Tipping the scales: How to attract millennials to your bank

What is a baby boomer's preferred method of banking? How about Gen X? Millennials?

The fact of the matter is that generations bank differently. A baby boomer may prefer to speak to a teller at a brick-and-mortar branch, while a millennial is perfectly happy completing that transaction on his or her smartphone. Your bank may be fine taking a broad approach to marketing for each demographic, but this could put you in a tough spot in the future. 

Millennials are younger; millennials are now one of the largest generations - and your bank should reflect the changing tide present across the U.S. Do you want to tip the scales in your favor? Then customize your bank to attract more millennials.

Millennials are wary of banks
First, you'll need to understand the obstacles you can face when marketing toward millennials. Back in early 2014, Scratch - a division of Viacom - released the results of its three-year-long survey of the millennial generation's impact on industries, and found that the greatest disruption was likely to hit banks.

Called the "Millennial Disruption Index," Scratch reported that the financial services industry is in a position to be significantly transformed by millennials in the near future. Of the millennials polled over the three-year period, 53 percent believe that their banks aren't special compared to other banks. In addition, 71 percent would rather go to a dentist than heed advice from their bank.

Larger banks are at a disadvantage, as well. Scratch noted that four of millennials' least loved brands are top banks in the U.S. Millennials are also comfortable moving ahead without banking services, with 33 percent saying that they won't need a bank at all. Furthermore, 68 percent expect to access money in a completely different fashion over the next five years.

Millennials are afraid of banksDon't let millennials' banking fears get in the way.

Let technology help you improve your bank
Thankfully, financial institutions have plenty of options to overcome these hurdles and attract more millennials. To begin, you should take a holistic approach - customize your bank to appeal to Gen Y, Gen X and boomers, all in one.

You can do that through technology. For example, boomers can have a streamlined teller experience thanks to cash recyclers, the universal banker model and similar changes. Millennials can be happier if you offer a wide range of online banking and mobile applications.

According to an excerpt of a BBVA research paper on millennials, shared via The Financial Brand, a large portion of millennials are hooked on technology. This can be beneficial for a couple of reasons:

  • Offer tech-based banking solutions - You can implement tech-based banking tools to attract millennials. You could have a mobile application, or you can offer online bill pay and other similar features. While many banks already do this, you can set yourself apart by focusing on usability, customization and functionality. 
  • Improve your brand image - Thanks to millennials' ties to technology, you can use the Internet to your advantage when branding. Consider creating social media profiles for your company. Here, you can interact with millennials and improve your image. However, this can be a double-edged sword. Many companies notoriously slip up on social media. Plus, any mistake can be shared with millions in mere moments online.
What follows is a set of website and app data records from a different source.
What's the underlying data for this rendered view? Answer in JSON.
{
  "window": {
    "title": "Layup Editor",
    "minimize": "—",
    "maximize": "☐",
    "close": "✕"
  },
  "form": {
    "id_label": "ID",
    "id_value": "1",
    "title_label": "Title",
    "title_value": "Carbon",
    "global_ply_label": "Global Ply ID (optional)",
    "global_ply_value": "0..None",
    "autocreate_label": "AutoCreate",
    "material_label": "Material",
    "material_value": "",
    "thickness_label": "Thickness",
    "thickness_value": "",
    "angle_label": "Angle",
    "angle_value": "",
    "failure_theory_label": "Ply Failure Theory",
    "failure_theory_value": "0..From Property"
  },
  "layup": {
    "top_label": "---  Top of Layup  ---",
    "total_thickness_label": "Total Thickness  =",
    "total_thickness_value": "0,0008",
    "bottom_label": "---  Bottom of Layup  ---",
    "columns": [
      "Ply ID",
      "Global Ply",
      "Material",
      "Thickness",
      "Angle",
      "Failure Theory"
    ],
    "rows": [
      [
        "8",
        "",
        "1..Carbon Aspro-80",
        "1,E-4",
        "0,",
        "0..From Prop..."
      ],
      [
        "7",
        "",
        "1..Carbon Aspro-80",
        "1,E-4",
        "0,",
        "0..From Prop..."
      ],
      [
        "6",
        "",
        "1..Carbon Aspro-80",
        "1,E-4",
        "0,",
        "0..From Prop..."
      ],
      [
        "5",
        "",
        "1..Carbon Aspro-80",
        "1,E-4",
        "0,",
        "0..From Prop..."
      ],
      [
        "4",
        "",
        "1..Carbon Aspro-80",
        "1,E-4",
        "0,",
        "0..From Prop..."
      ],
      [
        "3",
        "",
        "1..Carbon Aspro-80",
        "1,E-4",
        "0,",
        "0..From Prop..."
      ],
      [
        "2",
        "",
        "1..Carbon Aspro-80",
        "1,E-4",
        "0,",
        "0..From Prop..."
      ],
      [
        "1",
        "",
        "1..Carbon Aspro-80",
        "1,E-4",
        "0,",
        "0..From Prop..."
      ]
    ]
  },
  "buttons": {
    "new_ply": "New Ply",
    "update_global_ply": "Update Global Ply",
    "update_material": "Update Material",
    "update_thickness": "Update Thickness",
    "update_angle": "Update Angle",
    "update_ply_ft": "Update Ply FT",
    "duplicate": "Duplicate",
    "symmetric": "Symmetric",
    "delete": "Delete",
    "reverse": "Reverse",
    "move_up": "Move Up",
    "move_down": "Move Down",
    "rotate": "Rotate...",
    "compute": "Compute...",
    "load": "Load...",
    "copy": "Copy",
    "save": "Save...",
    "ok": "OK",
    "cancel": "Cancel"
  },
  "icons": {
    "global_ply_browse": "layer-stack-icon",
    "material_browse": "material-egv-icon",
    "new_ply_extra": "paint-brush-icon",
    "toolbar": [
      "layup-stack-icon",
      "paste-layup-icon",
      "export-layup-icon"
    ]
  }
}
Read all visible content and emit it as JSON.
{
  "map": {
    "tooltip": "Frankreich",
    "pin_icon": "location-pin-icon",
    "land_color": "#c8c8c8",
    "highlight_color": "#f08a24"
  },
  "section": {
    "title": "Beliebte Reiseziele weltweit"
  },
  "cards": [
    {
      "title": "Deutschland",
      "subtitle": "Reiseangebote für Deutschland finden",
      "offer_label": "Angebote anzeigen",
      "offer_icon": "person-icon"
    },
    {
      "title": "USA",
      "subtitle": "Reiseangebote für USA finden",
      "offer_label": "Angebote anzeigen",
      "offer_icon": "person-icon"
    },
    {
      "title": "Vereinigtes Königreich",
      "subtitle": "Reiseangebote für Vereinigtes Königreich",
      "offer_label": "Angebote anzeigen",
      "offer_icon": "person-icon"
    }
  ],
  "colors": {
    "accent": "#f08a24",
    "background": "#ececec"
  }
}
Address your view of millennials
In many cases, financial institutions overlook the value of millennials as viable customers. Gen Y has too much student loan debt, they are too young, or they don't have enough money - these are common objections often heard throughout the financial services industry.

"You can improve your bank if you tailor your marketing for millennials."

That doesn't have to be the case for your bank. In an article for American Banker, Jackie Stewart explained mid- and small-sized banks have an edge on their larger competitors. They can adapt quicker, and they can offer more unique features that attract millennials.

Joe Sullivan, chief executive officer of the consulting firm Market Insights, told Stewart that the negative attitude banks have toward millennials can be a problem. Gen Y may not be a premier customer right now, but in a few years they could be buying a car or buying a house - and they tend to have long-term brand loyalty. If you cater to them now, they'll be more likely to stick with your bank when they are more profitable.

Most importantly, make sure your company understands the value of the millennial generation. You can surge past your competitors with a comprehensive focus on all demographics, especially Gen Y.